The future of Washington state's charter schools may be up in the air, but for now, they are still receiving public funding.
Though the state Supreme Court ruled last month charter schools violate Washington’s constitution, state education officials sent regular funding payments to the schools at the end of September, according to Tom Franta, CEO of the Washington State Charter Schools Association.
The state sent the payment because the charter association and the state attorney general's office have filed motions asking the court to reconsider its ruling — and as long as that legal limbo continues, the schools can receive public money.
If that funding flow stops, Franta reiterated his confidence that donors will step up to cover the $14 million cost of keeping all nine charter schools open through the end of the school year.
"As long as the state continues to live up to their obligation to fund schools, the need will be significantly diminished from the philanthropic community," Franta said.
But Franta clarified the association has not yet received any actual donations so, as a legal matter, the association cannot guarantee it will raise the funds to keep the charter schools open.
"All of these fundraising efforts will take time," the charter schools association's motion reads, "and the results are uncertain.”
Charter opponents have called on Attorney General Bob Ferguson to drop his motion asking the court to reconsider its decision.

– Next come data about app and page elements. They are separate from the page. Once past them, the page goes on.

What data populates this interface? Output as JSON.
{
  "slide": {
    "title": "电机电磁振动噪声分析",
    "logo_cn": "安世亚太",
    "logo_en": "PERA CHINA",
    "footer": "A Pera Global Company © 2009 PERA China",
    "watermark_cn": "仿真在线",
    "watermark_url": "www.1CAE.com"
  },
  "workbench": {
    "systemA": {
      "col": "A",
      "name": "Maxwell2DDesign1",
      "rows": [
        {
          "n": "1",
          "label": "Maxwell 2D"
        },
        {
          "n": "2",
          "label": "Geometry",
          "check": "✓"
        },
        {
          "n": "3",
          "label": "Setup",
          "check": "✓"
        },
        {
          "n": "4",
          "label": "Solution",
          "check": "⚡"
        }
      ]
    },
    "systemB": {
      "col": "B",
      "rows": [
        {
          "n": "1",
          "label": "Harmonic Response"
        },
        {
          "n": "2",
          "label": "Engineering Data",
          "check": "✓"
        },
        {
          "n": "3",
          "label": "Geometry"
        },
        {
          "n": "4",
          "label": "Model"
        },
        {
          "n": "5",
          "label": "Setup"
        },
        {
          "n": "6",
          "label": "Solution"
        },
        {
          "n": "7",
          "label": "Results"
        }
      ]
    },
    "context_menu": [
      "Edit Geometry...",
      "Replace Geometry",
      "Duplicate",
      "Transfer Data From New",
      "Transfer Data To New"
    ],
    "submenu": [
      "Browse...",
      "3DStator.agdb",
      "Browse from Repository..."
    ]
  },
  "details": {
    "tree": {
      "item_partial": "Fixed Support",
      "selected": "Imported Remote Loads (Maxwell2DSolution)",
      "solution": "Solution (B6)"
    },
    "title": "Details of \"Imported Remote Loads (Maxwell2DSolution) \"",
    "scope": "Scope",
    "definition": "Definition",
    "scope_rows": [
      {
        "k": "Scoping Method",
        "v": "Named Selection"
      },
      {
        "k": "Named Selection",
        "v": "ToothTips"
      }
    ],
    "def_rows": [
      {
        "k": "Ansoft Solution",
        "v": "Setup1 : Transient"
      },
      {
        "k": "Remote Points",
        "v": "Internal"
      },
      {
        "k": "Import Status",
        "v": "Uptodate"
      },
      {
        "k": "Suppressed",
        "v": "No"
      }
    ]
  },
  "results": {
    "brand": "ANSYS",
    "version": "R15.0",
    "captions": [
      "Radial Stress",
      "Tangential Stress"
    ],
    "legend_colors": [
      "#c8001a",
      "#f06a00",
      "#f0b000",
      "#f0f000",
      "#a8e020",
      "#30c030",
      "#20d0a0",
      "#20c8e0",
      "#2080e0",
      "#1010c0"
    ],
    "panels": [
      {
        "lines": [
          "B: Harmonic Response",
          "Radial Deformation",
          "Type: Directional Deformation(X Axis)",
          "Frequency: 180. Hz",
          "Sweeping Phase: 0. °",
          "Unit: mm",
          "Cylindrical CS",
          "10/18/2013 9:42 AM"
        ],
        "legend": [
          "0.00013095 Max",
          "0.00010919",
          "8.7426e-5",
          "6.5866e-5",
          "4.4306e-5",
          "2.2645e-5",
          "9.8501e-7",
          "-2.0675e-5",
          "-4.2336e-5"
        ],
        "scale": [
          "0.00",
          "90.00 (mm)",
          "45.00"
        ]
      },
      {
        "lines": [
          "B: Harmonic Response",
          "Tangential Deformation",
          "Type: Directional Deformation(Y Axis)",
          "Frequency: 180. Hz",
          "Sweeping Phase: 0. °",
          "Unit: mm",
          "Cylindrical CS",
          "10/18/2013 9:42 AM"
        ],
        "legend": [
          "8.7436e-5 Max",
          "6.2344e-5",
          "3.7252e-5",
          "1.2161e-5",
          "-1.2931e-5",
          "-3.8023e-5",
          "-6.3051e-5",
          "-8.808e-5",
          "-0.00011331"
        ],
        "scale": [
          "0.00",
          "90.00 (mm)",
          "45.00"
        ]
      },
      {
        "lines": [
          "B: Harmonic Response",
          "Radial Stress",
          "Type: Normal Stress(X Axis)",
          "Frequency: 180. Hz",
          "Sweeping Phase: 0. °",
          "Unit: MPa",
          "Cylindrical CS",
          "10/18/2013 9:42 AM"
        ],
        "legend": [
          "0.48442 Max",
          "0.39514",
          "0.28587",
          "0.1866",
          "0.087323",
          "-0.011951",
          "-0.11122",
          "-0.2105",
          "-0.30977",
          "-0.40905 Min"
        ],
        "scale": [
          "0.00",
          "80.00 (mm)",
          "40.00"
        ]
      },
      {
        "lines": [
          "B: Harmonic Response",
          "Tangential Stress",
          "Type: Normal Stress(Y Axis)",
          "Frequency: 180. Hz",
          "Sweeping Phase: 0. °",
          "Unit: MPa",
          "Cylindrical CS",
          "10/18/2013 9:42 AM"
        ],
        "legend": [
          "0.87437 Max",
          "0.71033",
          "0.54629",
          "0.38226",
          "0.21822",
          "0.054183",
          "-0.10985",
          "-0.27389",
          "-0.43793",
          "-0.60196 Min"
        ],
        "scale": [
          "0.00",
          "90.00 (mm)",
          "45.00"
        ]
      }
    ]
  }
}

In an online petition, the Washington Education Association said the charter law "drains public tax dollars from existing public schools and gives those tax dollars to privately run organizations that are not directly accountable to voters.”